DATA EXTRACT.
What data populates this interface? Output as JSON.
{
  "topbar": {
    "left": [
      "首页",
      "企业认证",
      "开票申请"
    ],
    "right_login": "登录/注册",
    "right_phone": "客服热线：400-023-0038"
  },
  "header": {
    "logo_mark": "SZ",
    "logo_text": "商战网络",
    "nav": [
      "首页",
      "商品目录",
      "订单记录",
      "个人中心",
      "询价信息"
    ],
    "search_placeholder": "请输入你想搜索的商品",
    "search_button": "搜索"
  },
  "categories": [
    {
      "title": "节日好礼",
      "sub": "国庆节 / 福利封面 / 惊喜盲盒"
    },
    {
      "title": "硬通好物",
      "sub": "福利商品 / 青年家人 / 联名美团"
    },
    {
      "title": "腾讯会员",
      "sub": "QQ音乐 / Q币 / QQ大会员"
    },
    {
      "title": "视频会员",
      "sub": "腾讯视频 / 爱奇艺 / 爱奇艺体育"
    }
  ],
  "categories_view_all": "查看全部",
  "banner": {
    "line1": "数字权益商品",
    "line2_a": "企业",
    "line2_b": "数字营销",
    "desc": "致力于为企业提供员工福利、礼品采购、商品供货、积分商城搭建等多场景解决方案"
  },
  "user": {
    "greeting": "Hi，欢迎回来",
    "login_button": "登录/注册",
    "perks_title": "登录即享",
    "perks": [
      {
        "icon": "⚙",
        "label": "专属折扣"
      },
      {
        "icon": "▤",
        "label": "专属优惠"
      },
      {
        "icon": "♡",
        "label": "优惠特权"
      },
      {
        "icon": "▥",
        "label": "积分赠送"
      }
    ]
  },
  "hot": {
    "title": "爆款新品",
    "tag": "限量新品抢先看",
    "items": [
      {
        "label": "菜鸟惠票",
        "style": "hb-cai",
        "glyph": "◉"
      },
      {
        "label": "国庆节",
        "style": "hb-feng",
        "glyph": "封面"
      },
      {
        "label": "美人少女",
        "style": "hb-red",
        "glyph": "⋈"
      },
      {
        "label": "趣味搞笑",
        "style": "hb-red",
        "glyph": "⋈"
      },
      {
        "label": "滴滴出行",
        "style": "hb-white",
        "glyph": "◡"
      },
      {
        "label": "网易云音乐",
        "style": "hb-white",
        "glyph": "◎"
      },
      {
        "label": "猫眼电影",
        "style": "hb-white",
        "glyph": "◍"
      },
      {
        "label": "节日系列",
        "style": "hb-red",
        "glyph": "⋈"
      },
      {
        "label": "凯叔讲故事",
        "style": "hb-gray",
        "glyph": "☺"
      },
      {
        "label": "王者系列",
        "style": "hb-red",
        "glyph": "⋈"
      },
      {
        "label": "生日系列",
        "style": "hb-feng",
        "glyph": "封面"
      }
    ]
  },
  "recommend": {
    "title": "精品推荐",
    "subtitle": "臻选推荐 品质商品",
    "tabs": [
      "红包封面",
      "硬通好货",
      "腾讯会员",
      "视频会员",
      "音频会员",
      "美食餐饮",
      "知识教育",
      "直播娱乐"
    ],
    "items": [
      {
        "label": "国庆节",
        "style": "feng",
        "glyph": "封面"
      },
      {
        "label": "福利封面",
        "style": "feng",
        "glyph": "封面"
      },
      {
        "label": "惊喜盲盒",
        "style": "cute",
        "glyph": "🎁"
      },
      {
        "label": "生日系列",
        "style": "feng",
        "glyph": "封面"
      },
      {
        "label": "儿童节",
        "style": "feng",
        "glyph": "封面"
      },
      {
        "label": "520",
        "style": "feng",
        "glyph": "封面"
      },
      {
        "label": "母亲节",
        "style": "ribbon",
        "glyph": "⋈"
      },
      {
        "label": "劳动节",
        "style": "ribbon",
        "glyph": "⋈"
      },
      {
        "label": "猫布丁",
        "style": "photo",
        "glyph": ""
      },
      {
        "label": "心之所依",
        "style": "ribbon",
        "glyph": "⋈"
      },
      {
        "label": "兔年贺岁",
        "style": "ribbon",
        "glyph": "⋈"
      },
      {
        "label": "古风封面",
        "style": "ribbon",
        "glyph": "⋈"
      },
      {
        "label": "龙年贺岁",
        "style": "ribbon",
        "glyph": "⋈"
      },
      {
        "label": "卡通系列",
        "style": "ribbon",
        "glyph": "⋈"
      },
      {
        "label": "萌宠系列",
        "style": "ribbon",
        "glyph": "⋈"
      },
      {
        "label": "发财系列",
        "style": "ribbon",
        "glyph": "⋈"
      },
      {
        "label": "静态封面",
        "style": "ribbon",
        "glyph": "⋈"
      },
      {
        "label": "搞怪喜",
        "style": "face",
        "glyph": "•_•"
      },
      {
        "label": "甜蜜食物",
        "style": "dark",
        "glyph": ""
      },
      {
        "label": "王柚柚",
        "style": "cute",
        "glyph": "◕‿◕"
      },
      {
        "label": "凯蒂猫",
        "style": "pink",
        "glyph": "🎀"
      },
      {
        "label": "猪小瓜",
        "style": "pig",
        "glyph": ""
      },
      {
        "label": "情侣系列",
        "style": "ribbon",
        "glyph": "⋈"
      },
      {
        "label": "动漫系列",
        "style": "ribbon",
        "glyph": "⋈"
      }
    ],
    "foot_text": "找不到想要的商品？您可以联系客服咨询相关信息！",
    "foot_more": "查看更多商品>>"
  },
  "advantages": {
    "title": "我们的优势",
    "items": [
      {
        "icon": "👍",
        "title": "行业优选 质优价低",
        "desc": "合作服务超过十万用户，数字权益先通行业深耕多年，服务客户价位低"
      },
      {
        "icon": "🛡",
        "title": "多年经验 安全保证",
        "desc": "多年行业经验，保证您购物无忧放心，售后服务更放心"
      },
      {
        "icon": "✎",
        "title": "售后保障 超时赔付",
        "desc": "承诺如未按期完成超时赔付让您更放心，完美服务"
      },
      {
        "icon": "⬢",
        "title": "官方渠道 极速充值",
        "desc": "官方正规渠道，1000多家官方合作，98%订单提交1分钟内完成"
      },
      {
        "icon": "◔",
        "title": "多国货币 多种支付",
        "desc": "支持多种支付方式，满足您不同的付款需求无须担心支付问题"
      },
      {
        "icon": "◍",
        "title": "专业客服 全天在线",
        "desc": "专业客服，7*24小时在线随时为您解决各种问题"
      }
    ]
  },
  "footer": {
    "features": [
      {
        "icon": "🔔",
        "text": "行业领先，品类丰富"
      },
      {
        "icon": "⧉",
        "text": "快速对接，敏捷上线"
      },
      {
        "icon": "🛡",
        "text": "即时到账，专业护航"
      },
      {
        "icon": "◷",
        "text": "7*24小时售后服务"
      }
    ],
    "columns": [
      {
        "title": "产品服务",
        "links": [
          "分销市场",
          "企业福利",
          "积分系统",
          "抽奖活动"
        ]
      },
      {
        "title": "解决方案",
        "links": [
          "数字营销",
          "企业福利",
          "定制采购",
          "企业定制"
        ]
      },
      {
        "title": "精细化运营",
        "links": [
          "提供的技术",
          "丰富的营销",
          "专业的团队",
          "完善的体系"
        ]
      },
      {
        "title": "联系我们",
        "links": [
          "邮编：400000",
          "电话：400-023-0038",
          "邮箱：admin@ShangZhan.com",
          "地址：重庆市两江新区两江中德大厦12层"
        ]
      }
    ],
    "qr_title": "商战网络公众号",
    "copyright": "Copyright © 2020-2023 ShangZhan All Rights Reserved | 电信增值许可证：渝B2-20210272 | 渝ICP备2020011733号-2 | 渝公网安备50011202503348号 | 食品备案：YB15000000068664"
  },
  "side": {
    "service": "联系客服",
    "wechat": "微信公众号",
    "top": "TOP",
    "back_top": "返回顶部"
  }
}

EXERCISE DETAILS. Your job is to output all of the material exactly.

FINISHED EXERCISE.
What data populates this interface? Output as JSON.
{
  "topbar": {
    "left": [
      "首页",
      "企业认证",
      "开票申请"
    ],
    "right_login": "登录/注册",
    "right_phone": "客服热线：400-023-0038"
  },
  "header": {
    "logo_mark": "SZ",
    "logo_text": "商战网络",
    "nav": [
      "首页",
      "商品目录",
      "订单记录",
      "个人中心",
      "询价信息"
    ],
    "search_placeholder": "请输入你想搜索的商品",
    "search_button": "搜索"
  },
  "categories": [
    {
      "title": "节日好礼",
      "sub": "国庆节 / 福利封面 / 惊喜盲盒"
    },
    {
      "title": "硬通好物",
      "sub": "福利商品 / 青年家人 / 联名美团"
    },
    {
      "title": "腾讯会员",
      "sub": "QQ音乐 / Q币 / QQ大会员"
    },
    {
      "title": "视频会员",
      "sub": "腾讯视频 / 爱奇艺 / 爱奇艺体育"
    }
  ],
  "categories_view_all": "查看全部",
  "banner": {
    "line1": "数字权益商品",
    "line2_a": "企业",
    "line2_b": "数字营销",
    "desc": "致力于为企业提供员工福利、礼品采购、商品供货、积分商城搭建等多场景解决方案"
  },
  "user": {
    "greeting": "Hi，欢迎回来",
    "login_button": "登录/注册",
    "perks_title": "登录即享",
    "perks": [
      {
        "icon": "⚙",
        "label": "专属折扣"
      },
      {
        "icon": "▤",
        "label": "专属优惠"
      },
      {
        "icon": "♡",
        "label": "优惠特权"
      },
      {
        "icon": "▥",
        "label": "积分赠送"
      }
    ]
  },
  "hot": {
    "title": "爆款新品",
    "tag": "限量新品抢先看",
    "items": [
      {
        "label": "菜鸟惠票",
        "style": "hb-cai",
        "glyph": "◉"
      },
      {
        "label": "国庆节",
        "style": "hb-feng",
        "glyph": "封面"
      },
      {
        "label": "美人少女",
        "style": "hb-red",
        "glyph": "⋈"
      },
      {
        "label": "趣味搞笑",
        "style": "hb-red",
        "glyph": "⋈"
      },
      {
        "label": "滴滴出行",
        "style": "hb-white",
        "glyph": "◡"
      },
      {
        "label": "网易云音乐",
        "style": "hb-white",
        "glyph": "◎"
      },
      {
        "label": "猫眼电影",
        "style": "hb-white",
        "glyph": "◍"
      },
      {
        "label": "节日系列",
        "style": "hb-red",
        "glyph": "⋈"
      },
      {
        "label": "凯叔讲故事",
        "style": "hb-gray",
        "glyph": "☺"
      },
      {
        "label": "王者系列",
        "style": "hb-red",
        "glyph": "⋈"
      },
      {
        "label": "生日系列",
        "style": "hb-feng",
        "glyph": "封面"
      }
    ]
  },
  "recommend": {
    "title": "精品推荐",
    "subtitle": "臻选推荐 品质商品",
    "tabs": [
      "红包封面",
      "硬通好货",
      "腾讯会员",
      "视频会员",
      "音频会员",
      "美食餐饮",
      "知识教育",
      "直播娱乐"
    ],
    "items": [
      {
        "label": "国庆节",
        "style": "feng",
        "glyph": "封面"
      },
      {
        "label": "福利封面",
        "style": "feng",
        "glyph": "封面"
      },
      {
        "label": "惊喜盲盒",
        "style": "cute",
        "glyph": "🎁"
      },
      {
        "label": "生日系列",
        "style": "feng",
        "glyph": "封面"
      },
      {
        "label": "儿童节",
        "style": "feng",
        "glyph": "封面"
      },
      {
        "label": "520",
        "style": "feng",
        "glyph": "封面"
      },
      {
        "label": "母亲节",
        "style": "ribbon",
        "glyph": "⋈"
      },
      {
        "label": "劳动节",
        "style": "ribbon",
        "glyph": "⋈"
      },
      {
        "label": "猫布丁",
        "style": "photo",
        "glyph": ""
      },
      {
        "label": "心之所依",
        "style": "ribbon",
        "glyph": "⋈"
      },
      {
        "label": "兔年贺岁",
        "style": "ribbon",
        "glyph": "⋈"
      },
      {
        "label": "古风封面",
        "style": "ribbon",
        "glyph": "⋈"
      },
      {
        "label": "龙年贺岁",
        "style": "ribbon",
        "glyph": "⋈"
      },
      {
        "label": "卡通系列",
        "style": "ribbon",
        "glyph": "⋈"
      },
      {
        "label": "萌宠系列",
        "style": "ribbon",
        "glyph": "⋈"
      },
      {
        "label": "发财系列",
        "style": "ribbon",
        "glyph": "⋈"
      },
      {
        "label": "静态封面",
        "style": "ribbon",
        "glyph": "⋈"
      },
      {
        "label": "搞怪喜",
        "style": "face",
        "glyph": "•_•"
      },
      {
        "label": "甜蜜食物",
        "style": "dark",
        "glyph": ""
      },
      {
        "label": "王柚柚",
        "style": "cute",
        "glyph": "◕‿◕"
      },
      {
        "label": "凯蒂猫",
        "style": "pink",
        "glyph": "🎀"
      },
      {
        "label": "猪小瓜",
        "style": "pig",
        "glyph": ""
      },
      {
        "label": "情侣系列",
        "style": "ribbon",
        "glyph": "⋈"
      },
      {
        "label": "动漫系列",
        "style": "ribbon",
        "glyph": "⋈"
      }
    ],
    "foot_text": "找不到想要的商品？您可以联系客服咨询相关信息！",
    "foot_more": "查看更多商品>>"
  },
  "advantages": {
    "title": "我们的优势",
    "items": [
      {
        "icon": "👍",
        "title": "行业优选 质优价低",
        "desc": "合作服务超过十万用户，数字权益先通行业深耕多年，服务客户价位低"
      },
      {
        "icon": "🛡",
        "title": "多年经验 安全保证",
        "desc": "多年行业经验，保证您购物无忧放心，售后服务更放心"
      },
      {
        "icon": "✎",
        "title": "售后保障 超时赔付",
        "desc": "承诺如未按期完成超时赔付让您更放心，完美服务"
      },
      {
        "icon": "⬢",
        "title": "官方渠道 极速充值",
        "desc": "官方正规渠道，1000多家官方合作，98%订单提交1分钟内完成"
      },
      {
        "icon": "◔",
        "title": "多国货币 多种支付",
        "desc": "支持多种支付方式，满足您不同的付款需求无须担心支付问题"
      },
      {
        "icon": "◍",
        "title": "专业客服 全天在线",
        "desc": "专业客服，7*24小时在线随时为您解决各种问题"
      }
    ]
  },
  "footer": {
    "features": [
      {
        "icon": "🔔",
        "text": "行业领先，品类丰富"
      },
      {
        "icon": "⧉",
        "text": "快速对接，敏捷上线"
      },
      {
        "icon": "🛡",
        "text": "即时到账，专业护航"
      },
      {
        "icon": "◷",
        "text": "7*24小时售后服务"
      }
    ],
    "columns": [
      {
        "title": "产品服务",
        "links": [
          "分销市场",
          "企业福利",
          "积分系统",
          "抽奖活动"
        ]
      },
      {
        "title": "解决方案",
        "links": [
          "数字营销",
          "企业福利",
          "定制采购",
          "企业定制"
        ]
      },
      {
        "title": "精细化运营",
        "links": [
          "提供的技术",
          "丰富的营销",
          "专业的团队",
          "完善的体系"
        ]
      },
      {
        "title": "联系我们",
        "links": [
          "邮编：400000",
          "电话：400-023-0038",
          "邮箱：admin@ShangZhan.com",
          "地址：重庆市两江新区两江中德大厦12层"
        ]
      }
    ],
    "qr_title": "商战网络公众号",
    "copyright": "Copyright © 2020-2023 ShangZhan All Rights Reserved | 电信增值许可证：渝B2-20210272 | 渝ICP备2020011733号-2 | 渝公网安备50011202503348号 | 食品备案：YB15000000068664"
  },
  "side": {
    "service": "联系客服",
    "wechat": "微信公众号",
    "top": "TOP",
    "back_top": "返回顶部"
  }
}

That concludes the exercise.